Next? It’s a request from marketing about our active fundraising campaigns. I’m waiting to hear back from my coworker on this, so I put it in the waiting box with a sticky stating what I’m waiting on before I can move forward. Damn, we’re processing real good!
Next up is some information about our new database system update. Very important, but there’s no action from me, so I file it into my Database System quick reference folder if I ever need to go back to it.
The last item is a note I wrote about an idea I wanted to talk to my boss about. I file it directly into the agenda folder so I won’t forget during our next meeting.
Wow. We’ve sure processed a lot, huh? Doesn’t it feel good to be productive? Now, that’s a very, very brief summary of how GTD works using real examples from my job. But there’s another critical aspect that I would also like to cover: ubiquitous capture and never forgetting anything.
The Takeaway – What Will You Gain From This?
How many times have you had a great idea, only to have forgotten it the next day, or even after a few hours? That’s where ubiquitous capture comes into play. It take a little bit of habit change, but it’s worth the result. Any time an idea pops into your head that you’d like to take action on – whether it be now or someday, write it down. Seriously. Write it down. I have a constant supply of sticky notes and steno pads at my desk. Write it down and process it like you would anything else. The purpose of this is twofold: it gets whatever you have in your head OFF your mind and into a system where you can take action on it (resulting in a less “busy” mind), and it prevents you from letting an otherwise great idea fall through the cracks. Everything you write down might not get done – that’s not necessarily the point (e.g. I’d love to build a dirigible to circumnavigate the earth in, but it’s probably not going to happen). The point is to get it off your mind so you can focus on the more important things. Doing this lets you assess the importance of the idea in the context of what you currently have going on with the resources you have available and take an appropriate action – something we do NOT do well in our heads (especially with 25 ideas zinging around like a nest of angry hornets).
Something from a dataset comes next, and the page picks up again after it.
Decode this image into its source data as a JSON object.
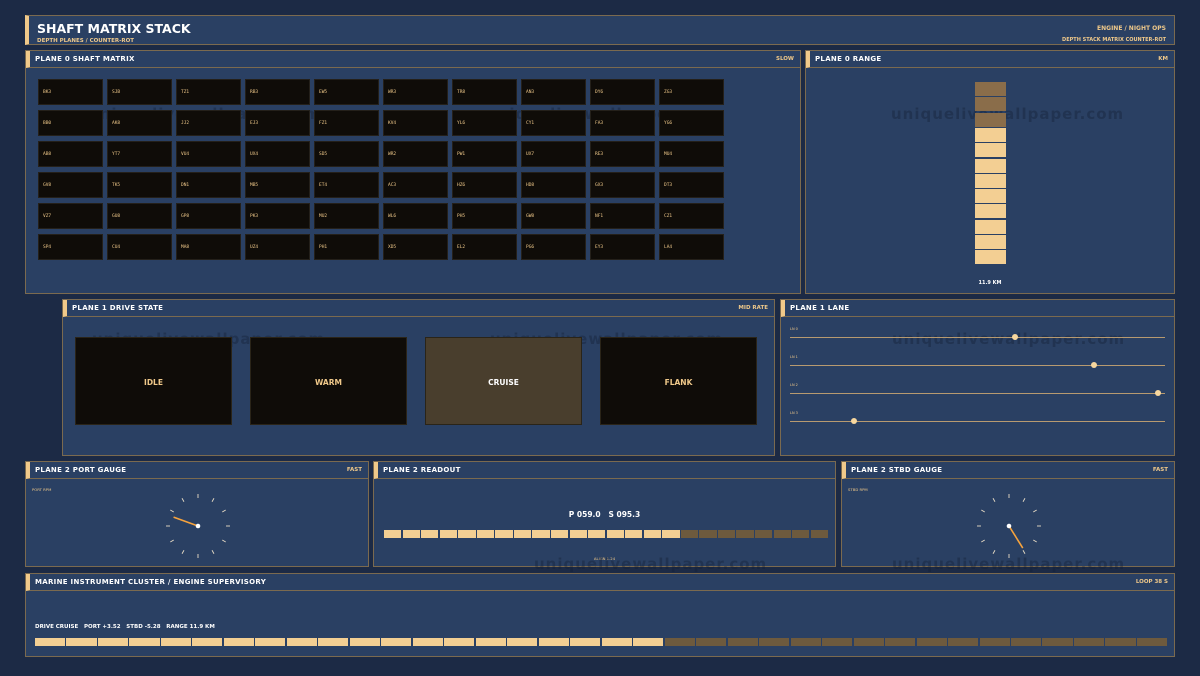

Here’s an example. The other day I thought of a way to engage our board through our weekly emails. I knew this would be something my boss would want me to implement, and my mind began wandering at how to execute while I was working on another project. I stopped immediately, wrote it down, and threw it into my inbox. The result? I was able to discuss it later with my boss, resulting in its implementation and a great reception from our board while continuing on with my project distraction free. Trust me, it works!
There is truly something liberating in getting things off your mind and into a system you can work with. It can be a physical one, like mine, or it can be digital. The Important thing is that you trust your system complicity to never let you down (mine hasn’t). If you don’t trust in it completely, you won’t use it and will most likely go back to doing things how you’ve done them before. But take my word for it, it works wonders. It might seem like extra work at first, but I assure you that it’s not. Once you get set up and get comfortable with the system (just like with anything, it takes some practice) you’ll be floored at how effortless it is to get things done. It’s amazing, and it’s rekindled my passion at work so much that even my boss has noticed. Which is great when I go to ask her for more money next month…
I hope you enjoyed this brief glimpse into GTD. Please let me know if you have any questions and I’ll do my best answer them. Live long, and #GTD.